What you are asked to do >> Pull every line containing "Pipe" from the data.

══ Provided records

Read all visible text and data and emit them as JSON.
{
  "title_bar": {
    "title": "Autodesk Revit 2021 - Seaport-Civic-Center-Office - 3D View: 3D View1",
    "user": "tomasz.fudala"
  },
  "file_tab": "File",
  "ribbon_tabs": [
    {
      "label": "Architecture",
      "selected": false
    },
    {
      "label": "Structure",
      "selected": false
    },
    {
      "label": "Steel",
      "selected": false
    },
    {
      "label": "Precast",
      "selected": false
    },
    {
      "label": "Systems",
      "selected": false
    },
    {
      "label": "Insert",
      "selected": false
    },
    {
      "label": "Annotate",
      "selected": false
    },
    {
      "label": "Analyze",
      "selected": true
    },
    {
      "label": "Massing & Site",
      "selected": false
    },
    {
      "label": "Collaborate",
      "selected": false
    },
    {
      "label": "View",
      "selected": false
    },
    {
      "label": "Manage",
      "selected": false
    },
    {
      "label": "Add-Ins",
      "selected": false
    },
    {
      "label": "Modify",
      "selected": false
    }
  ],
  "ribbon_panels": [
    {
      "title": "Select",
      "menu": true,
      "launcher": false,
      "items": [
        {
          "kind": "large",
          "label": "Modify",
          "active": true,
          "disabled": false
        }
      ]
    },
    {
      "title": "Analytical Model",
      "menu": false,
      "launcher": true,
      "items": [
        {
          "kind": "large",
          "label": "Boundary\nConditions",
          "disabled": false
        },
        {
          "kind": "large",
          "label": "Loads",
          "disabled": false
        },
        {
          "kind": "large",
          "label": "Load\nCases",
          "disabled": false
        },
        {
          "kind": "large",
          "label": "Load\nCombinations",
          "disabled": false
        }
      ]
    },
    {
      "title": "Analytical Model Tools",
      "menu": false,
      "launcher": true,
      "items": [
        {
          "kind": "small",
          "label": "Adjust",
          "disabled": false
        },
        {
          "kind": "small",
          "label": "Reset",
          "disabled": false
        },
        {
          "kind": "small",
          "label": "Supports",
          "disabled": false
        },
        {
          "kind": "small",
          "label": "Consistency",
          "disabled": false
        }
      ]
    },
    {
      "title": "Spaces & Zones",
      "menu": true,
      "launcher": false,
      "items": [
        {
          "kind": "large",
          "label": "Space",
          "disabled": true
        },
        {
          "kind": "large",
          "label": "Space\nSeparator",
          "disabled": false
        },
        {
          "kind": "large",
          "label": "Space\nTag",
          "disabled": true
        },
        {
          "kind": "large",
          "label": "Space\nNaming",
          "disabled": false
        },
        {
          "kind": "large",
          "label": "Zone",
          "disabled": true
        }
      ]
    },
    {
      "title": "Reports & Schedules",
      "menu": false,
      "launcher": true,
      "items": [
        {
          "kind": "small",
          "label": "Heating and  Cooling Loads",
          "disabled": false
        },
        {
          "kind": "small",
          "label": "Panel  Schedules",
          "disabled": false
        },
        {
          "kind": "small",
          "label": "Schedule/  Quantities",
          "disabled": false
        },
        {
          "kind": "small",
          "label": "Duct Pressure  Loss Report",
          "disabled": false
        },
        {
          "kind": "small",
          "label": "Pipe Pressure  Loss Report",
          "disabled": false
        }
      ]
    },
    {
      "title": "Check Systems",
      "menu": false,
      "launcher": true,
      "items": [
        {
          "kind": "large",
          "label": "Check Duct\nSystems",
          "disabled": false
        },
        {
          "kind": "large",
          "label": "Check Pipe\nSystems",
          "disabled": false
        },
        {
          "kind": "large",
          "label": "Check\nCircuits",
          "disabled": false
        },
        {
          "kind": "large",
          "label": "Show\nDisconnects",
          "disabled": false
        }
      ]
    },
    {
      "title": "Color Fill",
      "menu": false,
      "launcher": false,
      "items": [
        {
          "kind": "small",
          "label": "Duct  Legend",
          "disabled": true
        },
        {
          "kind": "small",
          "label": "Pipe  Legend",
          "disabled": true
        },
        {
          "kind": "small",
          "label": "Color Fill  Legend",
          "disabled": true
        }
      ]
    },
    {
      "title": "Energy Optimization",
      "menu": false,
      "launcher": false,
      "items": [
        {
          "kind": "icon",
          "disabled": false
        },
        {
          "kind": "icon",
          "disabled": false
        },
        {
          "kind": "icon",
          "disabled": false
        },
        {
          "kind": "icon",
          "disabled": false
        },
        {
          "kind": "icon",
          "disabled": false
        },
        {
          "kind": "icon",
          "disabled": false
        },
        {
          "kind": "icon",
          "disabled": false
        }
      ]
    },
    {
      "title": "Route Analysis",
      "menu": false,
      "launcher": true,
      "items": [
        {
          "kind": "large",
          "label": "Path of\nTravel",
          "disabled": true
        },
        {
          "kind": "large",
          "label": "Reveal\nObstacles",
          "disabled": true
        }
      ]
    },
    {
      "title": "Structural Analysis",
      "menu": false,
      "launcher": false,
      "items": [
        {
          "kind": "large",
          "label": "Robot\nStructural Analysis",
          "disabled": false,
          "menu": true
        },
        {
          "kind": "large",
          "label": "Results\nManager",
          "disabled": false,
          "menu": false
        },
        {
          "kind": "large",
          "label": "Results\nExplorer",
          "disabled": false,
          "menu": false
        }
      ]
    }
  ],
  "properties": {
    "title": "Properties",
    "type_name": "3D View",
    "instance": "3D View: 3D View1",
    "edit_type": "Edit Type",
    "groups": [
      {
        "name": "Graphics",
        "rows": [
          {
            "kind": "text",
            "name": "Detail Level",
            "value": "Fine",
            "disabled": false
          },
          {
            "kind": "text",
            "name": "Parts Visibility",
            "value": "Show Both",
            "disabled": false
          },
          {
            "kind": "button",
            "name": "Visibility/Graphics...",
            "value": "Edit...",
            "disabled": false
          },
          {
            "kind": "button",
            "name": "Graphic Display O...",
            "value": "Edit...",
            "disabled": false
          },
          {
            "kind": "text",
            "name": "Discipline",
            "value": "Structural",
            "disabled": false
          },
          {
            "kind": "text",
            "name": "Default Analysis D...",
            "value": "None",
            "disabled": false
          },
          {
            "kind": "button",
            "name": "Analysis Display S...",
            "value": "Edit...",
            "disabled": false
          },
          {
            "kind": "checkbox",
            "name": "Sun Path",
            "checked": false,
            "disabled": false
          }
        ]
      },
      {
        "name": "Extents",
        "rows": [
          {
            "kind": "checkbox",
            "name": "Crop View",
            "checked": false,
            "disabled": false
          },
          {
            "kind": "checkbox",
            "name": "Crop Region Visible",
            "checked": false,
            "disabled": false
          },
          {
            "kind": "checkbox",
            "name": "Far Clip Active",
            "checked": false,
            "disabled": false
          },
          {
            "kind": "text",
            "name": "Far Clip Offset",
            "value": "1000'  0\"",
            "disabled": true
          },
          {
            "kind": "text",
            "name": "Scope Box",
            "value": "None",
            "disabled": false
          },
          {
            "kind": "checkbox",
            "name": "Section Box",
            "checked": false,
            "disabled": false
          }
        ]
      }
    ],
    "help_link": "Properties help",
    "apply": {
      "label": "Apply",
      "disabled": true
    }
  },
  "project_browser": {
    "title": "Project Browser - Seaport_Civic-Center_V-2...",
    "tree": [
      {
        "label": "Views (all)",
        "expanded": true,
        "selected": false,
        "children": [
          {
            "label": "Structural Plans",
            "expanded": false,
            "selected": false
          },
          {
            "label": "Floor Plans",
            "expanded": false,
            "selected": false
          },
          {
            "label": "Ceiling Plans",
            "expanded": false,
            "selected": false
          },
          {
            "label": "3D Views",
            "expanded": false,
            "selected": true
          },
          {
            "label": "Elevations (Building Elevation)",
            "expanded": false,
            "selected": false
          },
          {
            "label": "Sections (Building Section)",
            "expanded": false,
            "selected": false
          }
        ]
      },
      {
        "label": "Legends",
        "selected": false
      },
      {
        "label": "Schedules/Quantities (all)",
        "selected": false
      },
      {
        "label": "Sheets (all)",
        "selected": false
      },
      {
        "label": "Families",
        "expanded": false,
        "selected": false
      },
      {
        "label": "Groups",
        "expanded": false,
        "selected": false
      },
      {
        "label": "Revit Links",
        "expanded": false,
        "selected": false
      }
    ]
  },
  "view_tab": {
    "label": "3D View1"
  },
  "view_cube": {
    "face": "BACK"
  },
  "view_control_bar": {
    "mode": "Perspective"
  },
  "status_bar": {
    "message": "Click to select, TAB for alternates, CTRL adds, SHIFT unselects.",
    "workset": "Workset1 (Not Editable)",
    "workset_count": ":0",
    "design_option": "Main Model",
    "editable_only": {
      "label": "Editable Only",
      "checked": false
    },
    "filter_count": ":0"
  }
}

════

Answer area >>
          "label": "Pipe Pressure  Loss Report",
          "label": "Check Pipe\nSystems",
          "label": "Pipe  Legend",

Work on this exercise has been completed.